_What you should do_: The full set of lines below has to be duplicated exactly, with no picture kept.

Web page and app entries:
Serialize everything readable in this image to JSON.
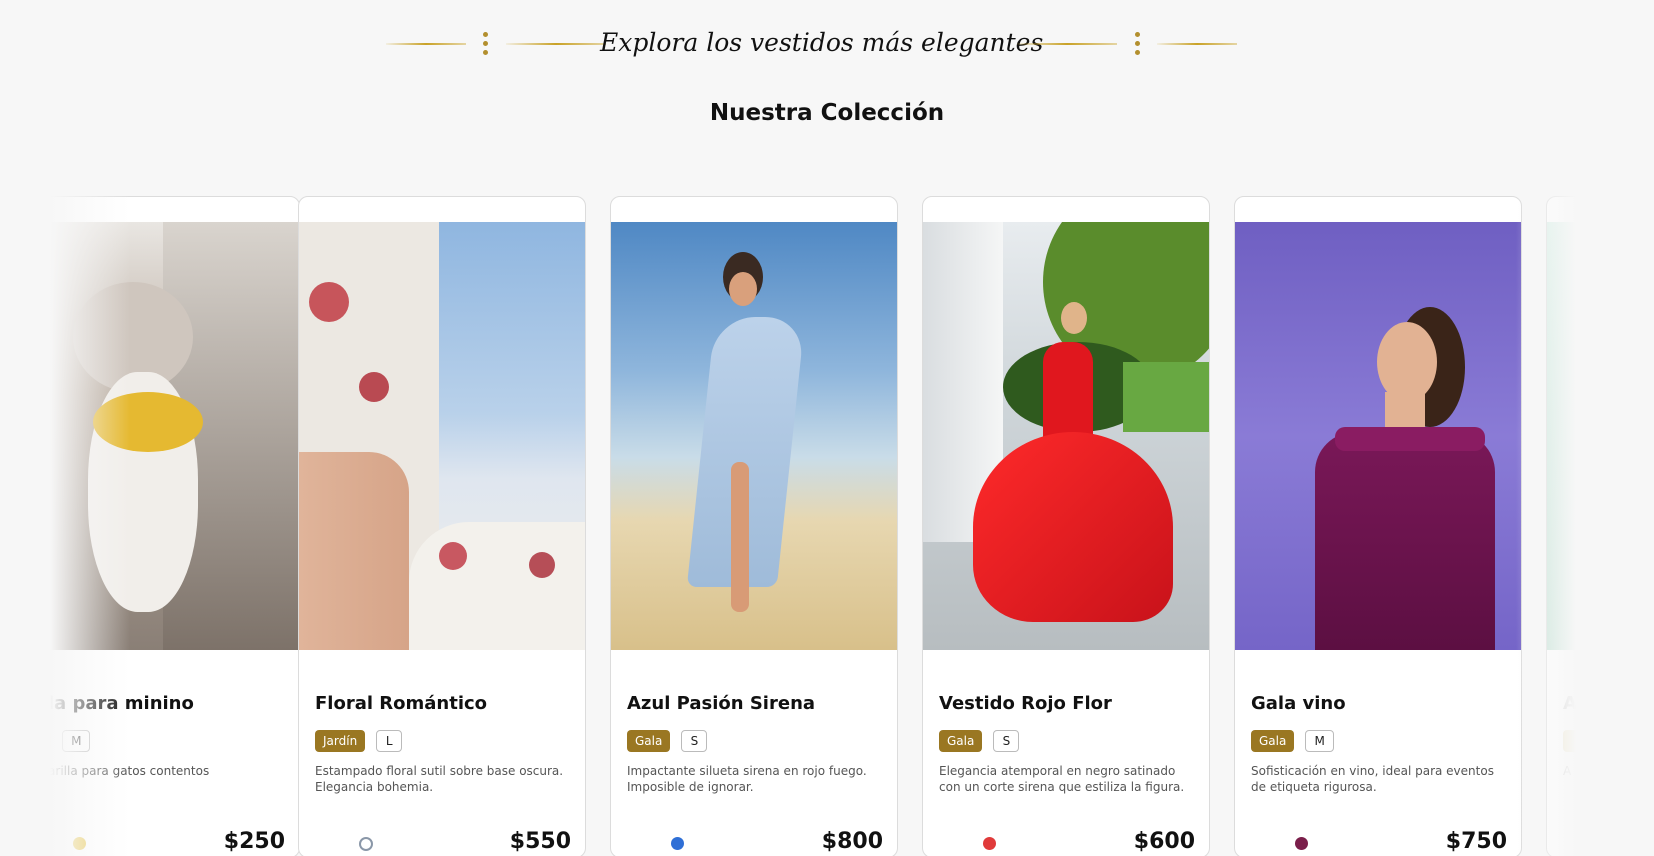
{
  "header": {
    "tagline": "Explora los vestidos más elegantes",
    "accent_color": "#c9a227"
  },
  "section": {
    "title": "Nuestra Colección"
  },
  "products": [
    {
      "name": "ada para minino",
      "category": "",
      "size": "M",
      "description": "amarilla para gatos contentos",
      "price": "$250",
      "color_hex": "#e8c64a",
      "image": "cat-with-yellow-bandana"
    },
    {
      "name": "Floral Romántico",
      "category": "Jardín",
      "size": "L",
      "description": "Estampado floral sutil sobre base oscura. Elegancia bohemia.",
      "price": "$550",
      "color_hex": "#cfd6e0",
      "image": "floral-dress-by-the-sea"
    },
    {
      "name": "Azul Pasión Sirena",
      "category": "Gala",
      "size": "S",
      "description": "Impactante silueta sirena en rojo fuego. Imposible de ignorar.",
      "price": "$800",
      "color_hex": "#2f6fd6",
      "image": "light-blue-dress-on-beach"
    },
    {
      "name": "Vestido Rojo Flor",
      "category": "Gala",
      "size": "S",
      "description": "Elegancia atemporal en negro satinado con un corte sirena que estiliza la figura.",
      "price": "$600",
      "color_hex": "#e03a3a",
      "image": "red-gown-in-garden"
    },
    {
      "name": "Gala vino",
      "category": "Gala",
      "size": "M",
      "description": "Sofisticación en vino, ideal para eventos de etiqueta rigurosa.",
      "price": "$750",
      "color_hex": "#7a1e4a",
      "image": "wine-off-shoulder-gown"
    },
    {
      "name": "A",
      "category": "",
      "size": "",
      "description": "A",
      "price": "",
      "color_hex": "#cfe8dc",
      "image": "partial-card"
    }
  ]
}
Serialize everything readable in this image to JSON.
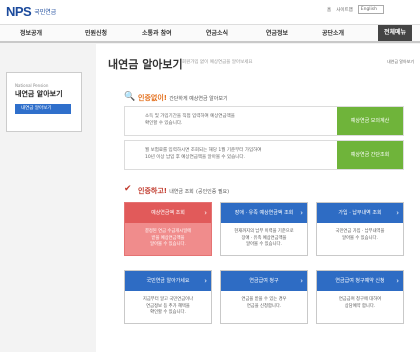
{
  "header": {
    "logo": "NPS",
    "logo_sub": "국민연금",
    "links": [
      "홈",
      "사이트맵"
    ],
    "lang": "English"
  },
  "nav": {
    "items": [
      "정보공개",
      "민원신청",
      "소통과 참여",
      "연금소식",
      "연금정보",
      "공단소개",
      "전체메뉴"
    ]
  },
  "sidebar": {
    "en": "National Pension",
    "title": "내연금 알아보기",
    "item": "내연금 알아보기"
  },
  "page": {
    "title": "내연금 알아보기",
    "desc": "회원가입 없이 예상연금을 알아보세요",
    "breadcrumb": "내연금 알아보기"
  },
  "sec1": {
    "lead": "인증없이!",
    "title": "간단하게 예상연금 알아보기"
  },
  "rows": [
    {
      "text1": "소득 및 가입기간을 직접 입력하여 예상연금액을",
      "text2": "확인할 수 있습니다.",
      "btn": "예상연금 모의계산"
    },
    {
      "text1": "월 보험료를 입력하시면 조회되는 해당 1월 기준부터 가입하여",
      "text2": "10년 이상 납입 후 예상연금액을 알아볼 수 있습니다.",
      "btn": "예상연금 간단조회"
    }
  ],
  "sec2": {
    "lead": "인증하고!",
    "title": "내연금 조회",
    "note": "(공인인증 필요)"
  },
  "cards": [
    {
      "title": "예상연금액 조회",
      "l1": "결정된 연금 수급개시일에",
      "l2": "받을 예상연금액을",
      "l3": "알아볼 수 있습니다."
    },
    {
      "title": "장애 · 유족 예상연금액 조회",
      "l1": "현재까지의 납부 이력을 기준으로",
      "l2": "장애 · 유족 예상연금액을",
      "l3": "알아볼 수 있습니다."
    },
    {
      "title": "가입 · 납부내역 조회",
      "l1": "국민연금 가입 · 납부내역을",
      "l2": "알아볼 수 있습니다.",
      "l3": ""
    },
    {
      "title": "국민연금 알아가세요",
      "l1": "지금부터 알고 국민연금이나",
      "l2": "연금정보 등 추가 혜택을",
      "l3": "확인할 수 있습니다."
    },
    {
      "title": "연금급여 청구",
      "l1": "연금을 받을 수 있는 경우",
      "l2": "연금을 신청합니다.",
      "l3": ""
    },
    {
      "title": "연금급여 청구예약 신청",
      "l1": "연금급여 청구에 대하여",
      "l2": "상담예약 합니다.",
      "l3": ""
    }
  ]
}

_Answer box_:
Serialize everything readable in this image to JSON.
{
  "header": {
    "tagline": "Explora los vestidos más elegantes",
    "accent_color": "#c9a227"
  },
  "section": {
    "title": "Nuestra Colección"
  },
  "products": [
    {
      "name": "ada para minino",
      "category": "",
      "size": "M",
      "description": "amarilla para gatos contentos",
      "price": "$250",
      "color_hex": "#e8c64a",
      "image": "cat-with-yellow-bandana"
    },
    {
      "name": "Floral Romántico",
      "category": "Jardín",
      "size": "L",
      "description": "Estampado floral sutil sobre base oscura. Elegancia bohemia.",
      "price": "$550",
      "color_hex": "#cfd6e0",
      "image": "floral-dress-by-the-sea"
    },
    {
      "name": "Azul Pasión Sirena",
      "category": "Gala",
      "size": "S",
      "description": "Impactante silueta sirena en rojo fuego. Imposible de ignorar.",
      "price": "$800",
      "color_hex": "#2f6fd6",
      "image": "light-blue-dress-on-beach"
    },
    {
      "name": "Vestido Rojo Flor",
      "category": "Gala",
      "size": "S",
      "description": "Elegancia atemporal en negro satinado con un corte sirena que estiliza la figura.",
      "price": "$600",
      "color_hex": "#e03a3a",
      "image": "red-gown-in-garden"
    },
    {
      "name": "Gala vino",
      "category": "Gala",
      "size": "M",
      "description": "Sofisticación en vino, ideal para eventos de etiqueta rigurosa.",
      "price": "$750",
      "color_hex": "#7a1e4a",
      "image": "wine-off-shoulder-gown"
    },
    {
      "name": "A",
      "category": "",
      "size": "",
      "description": "A",
      "price": "",
      "color_hex": "#cfe8dc",
      "image": "partial-card"
    }
  ]
}
Serialize everything readable in this image to JSON.
{
  "header": {
    "logo": "NPS",
    "logo_sub": "국민연금",
    "links": [
      "홈",
      "사이트맵"
    ],
    "lang": "English"
  },
  "nav": {
    "items": [
      "정보공개",
      "민원신청",
      "소통과 참여",
      "연금소식",
      "연금정보",
      "공단소개",
      "전체메뉴"
    ]
  },
  "sidebar": {
    "en": "National Pension",
    "title": "내연금 알아보기",
    "item": "내연금 알아보기"
  },
  "page": {
    "title": "내연금 알아보기",
    "desc": "회원가입 없이 예상연금을 알아보세요",
    "breadcrumb": "내연금 알아보기"
  },
  "sec1": {
    "lead": "인증없이!",
    "title": "간단하게 예상연금 알아보기"
  },
  "rows": [
    {
      "text1": "소득 및 가입기간을 직접 입력하여 예상연금액을",
      "text2": "확인할 수 있습니다.",
      "btn": "예상연금 모의계산"
    },
    {
      "text1": "월 보험료를 입력하시면 조회되는 해당 1월 기준부터 가입하여",
      "text2": "10년 이상 납입 후 예상연금액을 알아볼 수 있습니다.",
      "btn": "예상연금 간단조회"
    }
  ],
  "sec2": {
    "lead": "인증하고!",
    "title": "내연금 조회",
    "note": "(공인인증 필요)"
  },
  "cards": [
    {
      "title": "예상연금액 조회",
      "l1": "결정된 연금 수급개시일에",
      "l2": "받을 예상연금액을",
      "l3": "알아볼 수 있습니다."
    },
    {
      "title": "장애 · 유족 예상연금액 조회",
      "l1": "현재까지의 납부 이력을 기준으로",
      "l2": "장애 · 유족 예상연금액을",
      "l3": "알아볼 수 있습니다."
    },
    {
      "title": "가입 · 납부내역 조회",
      "l1": "국민연금 가입 · 납부내역을",
      "l2": "알아볼 수 있습니다.",
      "l3": ""
    },
    {
      "title": "국민연금 알아가세요",
      "l1": "지금부터 알고 국민연금이나",
      "l2": "연금정보 등 추가 혜택을",
      "l3": "확인할 수 있습니다."
    },
    {
      "title": "연금급여 청구",
      "l1": "연금을 받을 수 있는 경우",
      "l2": "연금을 신청합니다.",
      "l3": ""
    },
    {
      "title": "연금급여 청구예약 신청",
      "l1": "연금급여 청구에 대하여",
      "l2": "상담예약 합니다.",
      "l3": ""
    }
  ]
}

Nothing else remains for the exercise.